Problem requirements:
Lines from the listing that hold the string "управляющей" are what you should return.

Record set:
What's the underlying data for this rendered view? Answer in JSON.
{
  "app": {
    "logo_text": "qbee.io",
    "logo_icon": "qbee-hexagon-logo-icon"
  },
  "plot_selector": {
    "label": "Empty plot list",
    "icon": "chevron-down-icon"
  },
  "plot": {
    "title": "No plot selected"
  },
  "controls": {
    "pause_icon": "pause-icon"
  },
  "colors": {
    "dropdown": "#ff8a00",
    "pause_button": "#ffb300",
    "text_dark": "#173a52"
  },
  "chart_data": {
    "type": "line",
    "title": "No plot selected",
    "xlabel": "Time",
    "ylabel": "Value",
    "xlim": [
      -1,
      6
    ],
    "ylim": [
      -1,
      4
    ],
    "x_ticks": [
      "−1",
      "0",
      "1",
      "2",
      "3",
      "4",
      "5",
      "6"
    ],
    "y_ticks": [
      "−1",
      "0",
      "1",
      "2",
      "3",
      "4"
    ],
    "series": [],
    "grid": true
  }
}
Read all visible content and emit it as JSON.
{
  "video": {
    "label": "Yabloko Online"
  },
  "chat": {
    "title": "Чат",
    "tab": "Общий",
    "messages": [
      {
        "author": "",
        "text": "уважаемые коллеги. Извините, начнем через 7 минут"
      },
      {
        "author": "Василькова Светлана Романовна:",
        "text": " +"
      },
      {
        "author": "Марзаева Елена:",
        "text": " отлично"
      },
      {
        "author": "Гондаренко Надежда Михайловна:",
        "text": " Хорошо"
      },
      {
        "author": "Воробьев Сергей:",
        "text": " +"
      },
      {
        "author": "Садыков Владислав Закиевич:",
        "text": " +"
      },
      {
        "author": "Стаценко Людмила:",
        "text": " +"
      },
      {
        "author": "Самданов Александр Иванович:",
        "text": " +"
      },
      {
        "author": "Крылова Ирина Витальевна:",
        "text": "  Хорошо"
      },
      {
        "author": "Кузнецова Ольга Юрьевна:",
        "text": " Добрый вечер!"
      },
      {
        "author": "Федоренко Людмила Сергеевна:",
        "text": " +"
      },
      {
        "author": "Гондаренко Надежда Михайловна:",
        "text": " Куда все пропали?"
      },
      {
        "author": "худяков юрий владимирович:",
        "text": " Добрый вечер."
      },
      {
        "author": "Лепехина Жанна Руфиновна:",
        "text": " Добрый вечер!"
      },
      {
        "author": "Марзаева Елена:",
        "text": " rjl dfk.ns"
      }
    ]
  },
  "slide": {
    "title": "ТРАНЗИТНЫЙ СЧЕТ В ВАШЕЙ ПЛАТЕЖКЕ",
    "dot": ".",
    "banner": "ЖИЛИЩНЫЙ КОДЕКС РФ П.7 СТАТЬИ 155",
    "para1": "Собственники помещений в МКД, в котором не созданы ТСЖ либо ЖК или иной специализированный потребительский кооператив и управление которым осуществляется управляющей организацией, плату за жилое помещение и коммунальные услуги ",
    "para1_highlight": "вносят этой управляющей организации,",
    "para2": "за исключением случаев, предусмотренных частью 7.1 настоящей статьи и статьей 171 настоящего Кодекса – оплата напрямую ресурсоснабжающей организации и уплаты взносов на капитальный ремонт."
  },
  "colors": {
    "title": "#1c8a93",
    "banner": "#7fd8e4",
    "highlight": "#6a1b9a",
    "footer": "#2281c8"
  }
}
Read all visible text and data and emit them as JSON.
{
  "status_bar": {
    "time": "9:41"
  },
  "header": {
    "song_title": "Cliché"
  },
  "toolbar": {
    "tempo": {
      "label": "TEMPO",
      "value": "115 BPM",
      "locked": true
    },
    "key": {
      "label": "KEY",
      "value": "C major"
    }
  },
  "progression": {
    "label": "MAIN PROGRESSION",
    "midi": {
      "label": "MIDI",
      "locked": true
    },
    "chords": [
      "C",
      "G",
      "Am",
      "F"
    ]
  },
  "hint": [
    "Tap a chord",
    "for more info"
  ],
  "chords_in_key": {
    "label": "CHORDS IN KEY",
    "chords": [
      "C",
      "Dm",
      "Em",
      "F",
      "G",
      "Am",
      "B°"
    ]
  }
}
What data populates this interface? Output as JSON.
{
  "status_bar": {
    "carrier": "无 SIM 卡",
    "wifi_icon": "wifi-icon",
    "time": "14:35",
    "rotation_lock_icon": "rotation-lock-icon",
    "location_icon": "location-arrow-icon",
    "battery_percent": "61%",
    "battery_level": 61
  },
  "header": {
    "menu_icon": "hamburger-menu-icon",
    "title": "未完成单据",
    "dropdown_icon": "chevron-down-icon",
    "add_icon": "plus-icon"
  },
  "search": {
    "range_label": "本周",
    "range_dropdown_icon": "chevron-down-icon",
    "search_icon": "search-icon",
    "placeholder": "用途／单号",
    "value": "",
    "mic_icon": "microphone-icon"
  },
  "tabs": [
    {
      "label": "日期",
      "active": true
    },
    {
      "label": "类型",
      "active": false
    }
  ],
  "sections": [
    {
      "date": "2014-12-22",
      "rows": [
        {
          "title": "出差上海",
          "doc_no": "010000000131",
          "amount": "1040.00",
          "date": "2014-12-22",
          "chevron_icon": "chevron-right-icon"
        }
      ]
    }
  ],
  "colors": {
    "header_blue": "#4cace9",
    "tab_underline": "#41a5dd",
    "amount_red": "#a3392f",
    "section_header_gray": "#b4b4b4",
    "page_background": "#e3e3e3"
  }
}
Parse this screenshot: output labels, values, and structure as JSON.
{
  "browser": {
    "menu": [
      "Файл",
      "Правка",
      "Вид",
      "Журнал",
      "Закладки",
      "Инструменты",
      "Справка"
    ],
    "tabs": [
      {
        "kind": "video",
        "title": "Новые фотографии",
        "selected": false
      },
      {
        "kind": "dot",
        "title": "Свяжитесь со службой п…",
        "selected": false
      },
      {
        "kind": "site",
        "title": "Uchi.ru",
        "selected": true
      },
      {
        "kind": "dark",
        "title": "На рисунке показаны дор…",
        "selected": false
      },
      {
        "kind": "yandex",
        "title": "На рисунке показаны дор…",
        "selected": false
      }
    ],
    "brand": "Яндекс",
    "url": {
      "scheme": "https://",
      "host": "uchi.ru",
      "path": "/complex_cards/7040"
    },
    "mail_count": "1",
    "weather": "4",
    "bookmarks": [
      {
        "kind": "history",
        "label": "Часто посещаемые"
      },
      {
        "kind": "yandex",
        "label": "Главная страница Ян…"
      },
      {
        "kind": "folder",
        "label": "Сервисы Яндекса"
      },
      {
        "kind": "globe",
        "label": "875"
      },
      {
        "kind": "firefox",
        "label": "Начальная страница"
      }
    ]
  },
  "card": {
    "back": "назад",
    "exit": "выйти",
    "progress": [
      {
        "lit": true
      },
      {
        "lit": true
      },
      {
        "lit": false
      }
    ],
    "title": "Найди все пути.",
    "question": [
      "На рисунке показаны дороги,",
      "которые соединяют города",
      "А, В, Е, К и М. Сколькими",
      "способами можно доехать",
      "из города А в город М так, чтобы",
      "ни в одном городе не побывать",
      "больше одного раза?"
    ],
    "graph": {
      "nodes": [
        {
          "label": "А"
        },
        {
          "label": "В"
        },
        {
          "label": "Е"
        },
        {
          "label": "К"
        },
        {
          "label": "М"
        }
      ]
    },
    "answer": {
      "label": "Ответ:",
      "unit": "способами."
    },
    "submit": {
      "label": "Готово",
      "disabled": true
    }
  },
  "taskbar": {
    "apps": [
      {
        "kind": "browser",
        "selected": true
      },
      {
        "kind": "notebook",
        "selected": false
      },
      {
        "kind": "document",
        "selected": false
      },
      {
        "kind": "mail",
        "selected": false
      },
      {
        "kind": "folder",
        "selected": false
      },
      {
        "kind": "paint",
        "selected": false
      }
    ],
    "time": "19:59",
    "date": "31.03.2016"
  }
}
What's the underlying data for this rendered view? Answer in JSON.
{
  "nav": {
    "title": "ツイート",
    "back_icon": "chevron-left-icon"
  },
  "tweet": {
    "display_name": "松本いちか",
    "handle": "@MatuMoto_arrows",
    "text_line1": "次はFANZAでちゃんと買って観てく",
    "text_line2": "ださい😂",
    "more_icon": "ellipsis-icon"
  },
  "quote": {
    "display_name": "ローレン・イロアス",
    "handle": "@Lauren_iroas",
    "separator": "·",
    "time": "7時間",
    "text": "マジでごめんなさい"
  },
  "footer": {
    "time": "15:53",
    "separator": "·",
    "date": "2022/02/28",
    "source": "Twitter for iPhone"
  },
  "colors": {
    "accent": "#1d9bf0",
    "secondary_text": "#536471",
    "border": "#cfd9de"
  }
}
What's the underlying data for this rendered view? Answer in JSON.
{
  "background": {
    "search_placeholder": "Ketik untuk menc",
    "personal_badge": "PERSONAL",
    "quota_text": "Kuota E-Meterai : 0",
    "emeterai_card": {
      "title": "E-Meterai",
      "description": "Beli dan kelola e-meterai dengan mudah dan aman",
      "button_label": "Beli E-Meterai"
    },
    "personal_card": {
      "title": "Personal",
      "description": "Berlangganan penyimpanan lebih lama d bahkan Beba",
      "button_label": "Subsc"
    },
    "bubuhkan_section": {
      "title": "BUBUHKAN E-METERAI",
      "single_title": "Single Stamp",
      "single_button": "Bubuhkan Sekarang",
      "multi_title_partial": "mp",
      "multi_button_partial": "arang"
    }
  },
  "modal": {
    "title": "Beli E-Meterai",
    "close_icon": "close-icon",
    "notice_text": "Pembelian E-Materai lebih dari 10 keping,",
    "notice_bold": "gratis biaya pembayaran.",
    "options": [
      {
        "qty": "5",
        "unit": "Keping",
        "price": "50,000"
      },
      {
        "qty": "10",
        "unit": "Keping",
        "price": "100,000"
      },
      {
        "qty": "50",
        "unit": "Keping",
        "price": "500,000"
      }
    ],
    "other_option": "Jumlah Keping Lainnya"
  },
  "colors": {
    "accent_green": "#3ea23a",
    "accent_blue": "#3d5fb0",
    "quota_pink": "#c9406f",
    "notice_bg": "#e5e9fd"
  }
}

Answer to the problem:
    "para1": "Собственники помещений в МКД, в котором не созданы ТСЖ либо ЖК или иной специализированный потребительский кооператив и управление которым осуществляется управляющей организацией, плату за жилое помещение и коммунальные услуги ",
    "para1_highlight": "вносят этой управляющей организации,",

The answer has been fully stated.